Tuesday March 31st, 2015:
After our teaching-induced hiatus, we are going to resume our TB modeling calls!! The next 2 calls are going to be at 2pm Eastern time on March 31 and April 21 (both Tuesdays). Our goal is to continue the calls at approximately monthly intervals after that time. On the 31st, we're going to discuss a recent piece by Kevins Cain and De Cock in PLOS Medicine (attached), which has important implications for modeling of MDR TB in Africa, and in mobile populations in general. Also some very interesting thoughts about what these kinds of findings mean for our ability to control drug-resistant TB in the long term. TB is featuring prominently in global discussions about antimicrobial resistance and the public health response thereto, and it would be very interesting to think about if/how modeling can contribute to this discussion.
In another exciting development, our modeling group's first writing group submitted a manuscript for review at the American Journal of Public Health - so we're actually hoping to contribute to the scientific discussion on linkage between modeling and public health in TB, even as we carry on our own discussions as well!
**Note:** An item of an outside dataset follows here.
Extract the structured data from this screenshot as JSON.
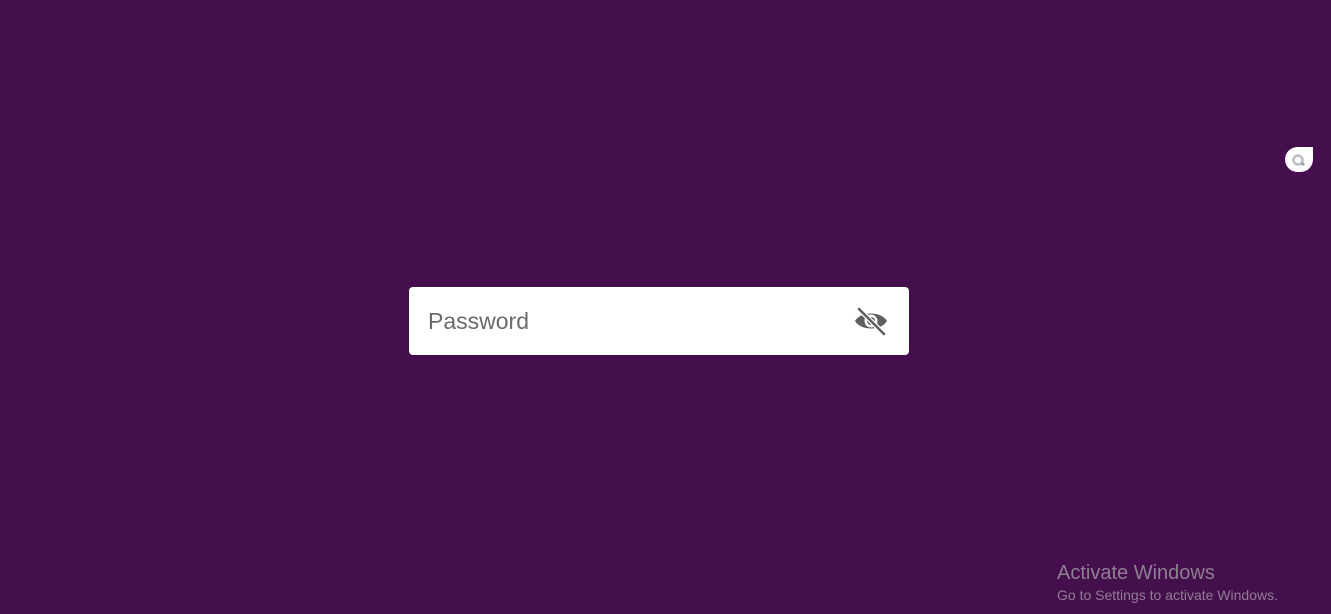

Thanks to Nila and Gwen for spearheading that, and fingers crossed for that review process to be a positive one!
Tuesday December 16th, 2014:
Our last TB modeling group discussion of the year will be at noon Eastern time on Tuesday (Dec. 16). Andrew Azman will be joining us from Geneva to discuss his attached article, published earlier this month in BMC Medicine. The article is designed to help people convert "cost per TB case diagnosed and treated using active case-finding" into "cost per DALY averted". I'm sure Andrew will be happy to give a little backstory as to how this piece came about, the review process, and perhaps key a larger discussion about how to position cost-effectiveness analyses of various TB interventions - is it necessary, for example, to do a full-on cost-utility model to come up with a cost per DALY for each intervention, and how should those types of results be interpreted in dynamic infectious disease systems?
Have a wonderful start to this week, and I look forward to the discussion on Tuesday!!
Tuesday November 25th, 2014:
Our next TB modeling group discussion will be at noon Eastern time on Tuesday (Nov. 25). Rather than having another journal club-type discussion, I thought we could have something of a roundtable forum on the following proposition and question:
"There is often a great disconnect between the collection of TB data and the crafting of TB public health policy: data that are collected are often either not relevant for decision-making or not translated into a policy framework, and data that could help to inform policy are often not prioritized for collection and/or translation. Part of this disconnect may reflect a training system that is not designed to address this problem.
How should we change our training system -- both short-term/small steps and long-term/large changes -- in order to address this gap?"
We'll start with perspectives from two people here at Hopkins (Sourya Shrestha and Parastu Kasaie) who come from backgrounds other than TB epidemiology. We will then open it up to the larger group. I will encourage you to think about your own personal training journey, what went well and what could have gone better -- I think that, the more personal and "real" the stories are, the richer the discussion will be! I will be very interested to hear how many of you ended up as part of this group, and interested in such questions.
I look forward to the discussion and to hearing from many of you on Tuesday!
Tuesday October 14th, 2014:
It's time to re-start our TB modeling calls for the year!! As discussed before, we're keeping these to a monthly, rather than twice-monthly, schedule in order to ease everyone's schedules. This week, Rosa Sloot from the University of Amsterdam has agreed to participate in an "ask-the-author" session about the attached article, in which she and her colleagues scoured 10 years worth of public health records in Amsterdam looking at contacts of pulmonary TB cases to shed some light on the probability of developing TB following a likely infection event. Her findings have clear relevance for TB models, in which we are frequently having to specify a "recent progression proportion" or probability of progression to active TB after a successful infection.
If you have questions that you would like to ask Rosa about this piece (in the next 3 days), she has kindly agreed to take those questions before the call and answer them either individually or during the call. We will spend the first 30 minutes of the call discussing the paper amongst ourselves, and then Rosa will join us to share a bit of the "back story" (especially as a junior investigator performing this kind of work) and her impressions of these findings. I think it will be an interesting discussion (and thanks in advance to Rosa for participating)!!